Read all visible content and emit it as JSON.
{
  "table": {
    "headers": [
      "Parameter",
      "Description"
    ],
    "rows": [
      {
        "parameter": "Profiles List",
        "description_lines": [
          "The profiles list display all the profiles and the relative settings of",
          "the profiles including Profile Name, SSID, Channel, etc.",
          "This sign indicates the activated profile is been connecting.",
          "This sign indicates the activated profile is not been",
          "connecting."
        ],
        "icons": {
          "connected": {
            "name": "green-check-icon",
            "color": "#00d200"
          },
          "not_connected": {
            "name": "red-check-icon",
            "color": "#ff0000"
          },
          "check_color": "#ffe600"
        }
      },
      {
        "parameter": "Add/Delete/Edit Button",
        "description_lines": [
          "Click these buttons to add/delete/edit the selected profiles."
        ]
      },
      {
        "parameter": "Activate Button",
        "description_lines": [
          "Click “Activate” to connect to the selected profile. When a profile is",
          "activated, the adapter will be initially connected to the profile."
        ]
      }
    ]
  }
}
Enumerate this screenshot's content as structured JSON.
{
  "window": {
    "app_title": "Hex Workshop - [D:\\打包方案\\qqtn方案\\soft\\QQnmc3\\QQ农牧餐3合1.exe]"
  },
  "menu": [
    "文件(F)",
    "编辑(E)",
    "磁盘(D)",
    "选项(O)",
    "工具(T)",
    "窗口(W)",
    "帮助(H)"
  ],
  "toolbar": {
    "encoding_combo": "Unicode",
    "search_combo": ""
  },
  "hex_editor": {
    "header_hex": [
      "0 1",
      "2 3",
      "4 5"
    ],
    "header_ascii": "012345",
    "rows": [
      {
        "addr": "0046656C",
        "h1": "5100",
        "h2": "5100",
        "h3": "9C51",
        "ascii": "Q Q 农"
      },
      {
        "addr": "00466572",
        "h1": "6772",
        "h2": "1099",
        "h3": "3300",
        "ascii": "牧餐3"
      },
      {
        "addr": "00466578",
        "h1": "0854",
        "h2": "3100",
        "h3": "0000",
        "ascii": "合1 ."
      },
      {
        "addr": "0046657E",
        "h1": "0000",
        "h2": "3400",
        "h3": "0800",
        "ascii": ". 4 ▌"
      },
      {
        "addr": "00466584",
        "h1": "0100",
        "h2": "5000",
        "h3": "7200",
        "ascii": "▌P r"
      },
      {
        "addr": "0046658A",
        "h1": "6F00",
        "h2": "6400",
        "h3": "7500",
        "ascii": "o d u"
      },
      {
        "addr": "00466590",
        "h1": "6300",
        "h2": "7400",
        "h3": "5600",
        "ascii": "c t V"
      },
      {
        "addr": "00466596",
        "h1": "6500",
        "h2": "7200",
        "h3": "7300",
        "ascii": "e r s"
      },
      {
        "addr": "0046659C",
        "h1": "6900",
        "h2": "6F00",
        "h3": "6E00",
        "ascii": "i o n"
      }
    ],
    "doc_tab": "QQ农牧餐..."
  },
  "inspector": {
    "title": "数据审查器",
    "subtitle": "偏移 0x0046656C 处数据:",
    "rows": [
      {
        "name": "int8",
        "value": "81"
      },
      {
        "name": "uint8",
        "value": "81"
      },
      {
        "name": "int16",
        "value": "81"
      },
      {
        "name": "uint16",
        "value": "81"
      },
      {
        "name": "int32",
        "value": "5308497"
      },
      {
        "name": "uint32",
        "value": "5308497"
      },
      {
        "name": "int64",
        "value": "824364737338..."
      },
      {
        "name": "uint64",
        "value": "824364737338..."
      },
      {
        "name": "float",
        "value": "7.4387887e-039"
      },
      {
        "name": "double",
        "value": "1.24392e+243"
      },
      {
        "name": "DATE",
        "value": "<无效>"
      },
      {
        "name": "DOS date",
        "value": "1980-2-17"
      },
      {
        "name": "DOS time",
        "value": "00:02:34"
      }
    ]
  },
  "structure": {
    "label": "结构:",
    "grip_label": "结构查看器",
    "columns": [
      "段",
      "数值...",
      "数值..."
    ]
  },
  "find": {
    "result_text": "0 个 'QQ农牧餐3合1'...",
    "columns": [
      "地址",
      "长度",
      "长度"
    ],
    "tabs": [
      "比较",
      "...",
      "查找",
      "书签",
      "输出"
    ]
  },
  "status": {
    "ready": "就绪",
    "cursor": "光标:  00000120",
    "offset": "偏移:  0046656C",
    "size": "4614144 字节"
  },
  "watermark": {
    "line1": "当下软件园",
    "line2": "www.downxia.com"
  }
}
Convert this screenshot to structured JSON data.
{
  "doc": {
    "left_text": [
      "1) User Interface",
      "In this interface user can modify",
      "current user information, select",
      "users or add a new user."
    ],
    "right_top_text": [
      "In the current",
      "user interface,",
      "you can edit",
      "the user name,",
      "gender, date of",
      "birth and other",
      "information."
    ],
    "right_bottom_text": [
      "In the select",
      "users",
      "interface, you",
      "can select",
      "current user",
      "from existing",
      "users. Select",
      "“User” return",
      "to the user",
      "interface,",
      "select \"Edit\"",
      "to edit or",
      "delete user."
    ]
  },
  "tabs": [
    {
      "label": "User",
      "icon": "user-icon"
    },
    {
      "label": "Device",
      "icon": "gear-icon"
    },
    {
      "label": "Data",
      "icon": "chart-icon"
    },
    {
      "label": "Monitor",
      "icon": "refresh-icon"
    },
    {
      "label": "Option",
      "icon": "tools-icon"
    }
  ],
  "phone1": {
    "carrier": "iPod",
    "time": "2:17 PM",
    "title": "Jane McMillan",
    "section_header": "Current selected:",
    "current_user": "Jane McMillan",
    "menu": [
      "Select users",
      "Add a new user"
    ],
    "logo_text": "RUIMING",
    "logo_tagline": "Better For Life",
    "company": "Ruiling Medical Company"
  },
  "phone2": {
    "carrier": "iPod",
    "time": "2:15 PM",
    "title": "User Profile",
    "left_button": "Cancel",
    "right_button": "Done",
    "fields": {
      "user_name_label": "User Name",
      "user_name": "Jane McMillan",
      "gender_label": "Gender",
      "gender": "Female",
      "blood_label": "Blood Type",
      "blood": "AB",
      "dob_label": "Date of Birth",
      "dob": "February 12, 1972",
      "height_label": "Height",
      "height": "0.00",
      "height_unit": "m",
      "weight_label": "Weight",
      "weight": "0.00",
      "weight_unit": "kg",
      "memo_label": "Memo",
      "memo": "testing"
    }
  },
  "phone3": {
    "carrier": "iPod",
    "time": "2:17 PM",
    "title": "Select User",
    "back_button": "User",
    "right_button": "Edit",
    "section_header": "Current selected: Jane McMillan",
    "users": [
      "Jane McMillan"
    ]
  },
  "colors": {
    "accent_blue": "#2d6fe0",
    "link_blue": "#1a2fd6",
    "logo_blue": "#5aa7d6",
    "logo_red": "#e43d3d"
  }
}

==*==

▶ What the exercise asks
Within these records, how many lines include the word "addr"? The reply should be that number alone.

▶ Answer to this exercise
9